In attempts to reconnect with her African roots, Dee has changed her name to Wangero Leewanika Kemanjo. Dee has also taken an interest in embracing her African heritage and has dressed in traditional African clothes to visit her mother. Her mother knows that Dee’s intentions are not genuine. Worrying more about taking pictures of her mother and collecting items that represent the African culture to take back home, Dee neglects to spend time with her family. Her mother notices that Dee, “Lines up picture after picture of me sitting there in front of the house with Maggie cowering behind me.
She is a strong, loving mother who is sometimes is threatened by her own two daughters. “In real life I am a large, big-boned woman with rough, man-working hands”, in her we can see that she describes he self as a father too although she lost her husband. Mama is brutal and honest in her assessment towards her daughters. She describes Maggie as shy “She has been like this, chin on chest, eyes on ground, feet in” this happened ever since the other house burned to the ground. And Dee as she cause an even more point in rating.”

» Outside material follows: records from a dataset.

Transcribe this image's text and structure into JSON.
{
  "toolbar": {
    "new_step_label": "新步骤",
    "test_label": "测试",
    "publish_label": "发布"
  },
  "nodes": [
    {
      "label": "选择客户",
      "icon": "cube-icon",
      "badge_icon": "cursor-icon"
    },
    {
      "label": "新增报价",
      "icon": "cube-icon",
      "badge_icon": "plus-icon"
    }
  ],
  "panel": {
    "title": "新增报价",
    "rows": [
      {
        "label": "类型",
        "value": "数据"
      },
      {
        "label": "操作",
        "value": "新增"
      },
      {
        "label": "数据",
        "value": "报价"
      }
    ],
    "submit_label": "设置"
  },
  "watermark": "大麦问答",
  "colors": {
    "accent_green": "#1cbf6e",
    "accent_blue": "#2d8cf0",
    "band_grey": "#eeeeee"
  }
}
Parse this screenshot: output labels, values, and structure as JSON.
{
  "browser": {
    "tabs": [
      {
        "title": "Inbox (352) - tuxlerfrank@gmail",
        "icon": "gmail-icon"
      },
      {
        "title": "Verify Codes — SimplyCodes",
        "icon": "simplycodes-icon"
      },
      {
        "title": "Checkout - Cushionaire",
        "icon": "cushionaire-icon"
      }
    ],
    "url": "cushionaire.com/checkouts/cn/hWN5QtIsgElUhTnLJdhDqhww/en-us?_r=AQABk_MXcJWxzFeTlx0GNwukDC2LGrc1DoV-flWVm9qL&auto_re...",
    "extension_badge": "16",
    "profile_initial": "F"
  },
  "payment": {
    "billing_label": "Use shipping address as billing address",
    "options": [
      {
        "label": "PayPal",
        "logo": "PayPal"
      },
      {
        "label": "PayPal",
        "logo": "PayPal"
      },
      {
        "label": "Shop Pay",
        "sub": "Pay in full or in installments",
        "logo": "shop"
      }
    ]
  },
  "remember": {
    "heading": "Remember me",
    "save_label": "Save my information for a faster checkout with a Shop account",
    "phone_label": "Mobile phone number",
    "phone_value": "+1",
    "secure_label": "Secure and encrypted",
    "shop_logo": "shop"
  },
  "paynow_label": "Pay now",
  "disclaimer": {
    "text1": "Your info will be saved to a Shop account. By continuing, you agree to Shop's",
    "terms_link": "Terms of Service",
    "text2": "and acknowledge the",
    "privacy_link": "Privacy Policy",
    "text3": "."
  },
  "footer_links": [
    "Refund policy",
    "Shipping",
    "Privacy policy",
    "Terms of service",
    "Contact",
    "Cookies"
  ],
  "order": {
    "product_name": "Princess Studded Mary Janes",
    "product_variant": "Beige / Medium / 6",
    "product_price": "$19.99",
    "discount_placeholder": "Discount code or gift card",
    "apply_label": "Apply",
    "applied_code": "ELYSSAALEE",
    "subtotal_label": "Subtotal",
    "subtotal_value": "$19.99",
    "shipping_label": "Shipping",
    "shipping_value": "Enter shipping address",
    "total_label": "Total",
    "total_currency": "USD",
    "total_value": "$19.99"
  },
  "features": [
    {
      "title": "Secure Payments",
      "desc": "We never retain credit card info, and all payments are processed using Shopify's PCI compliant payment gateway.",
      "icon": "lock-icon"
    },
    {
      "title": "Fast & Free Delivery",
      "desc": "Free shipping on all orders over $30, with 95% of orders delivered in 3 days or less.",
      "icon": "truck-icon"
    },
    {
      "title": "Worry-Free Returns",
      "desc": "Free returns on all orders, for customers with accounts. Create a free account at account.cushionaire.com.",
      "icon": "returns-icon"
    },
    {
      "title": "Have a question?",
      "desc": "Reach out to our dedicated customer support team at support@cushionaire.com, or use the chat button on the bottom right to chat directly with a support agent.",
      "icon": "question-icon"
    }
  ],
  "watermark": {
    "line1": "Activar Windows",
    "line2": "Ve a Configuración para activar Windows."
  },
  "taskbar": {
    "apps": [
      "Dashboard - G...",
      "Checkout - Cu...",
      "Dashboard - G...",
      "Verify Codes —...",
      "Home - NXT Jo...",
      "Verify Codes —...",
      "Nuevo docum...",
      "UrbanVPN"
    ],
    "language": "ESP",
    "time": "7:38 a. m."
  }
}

The short story, Everyday Use, is written by Alice Walker. This short story tells about the narrator, mama, and her daughter Maggie wait for a visit from Dee, mama’s older daughter. Throughout this short story, the reader can see the distraught relationship between mama and Dee. The reader can see how Dee is different than mama and Maggie; she thinks that she knows way more about her heritage than mama and Maggie, when she really does not. In the short story, Everyday Use, Walker uses imagery, symbolism, and point of view to show that heritage can only be understood when one is true to their roots.
Alice Walker wrote what Mama said about Dee or Wangero, “Dee wanted nice things.” Mama describes Dee as a lavish person who is only interested in herself and her fulfilling’s. Dee had changed her name to show that she is not accepting that a “white person” named her ancestors in way, so it can be passed down. Walker describes Mama as someone who is satisfied with what they have. “I will wait for her in the yard that Maggie and I made so clean and wavy yesterday afternoon,” Walker demonstrates how Mama is pleased with nature where her life takes place in.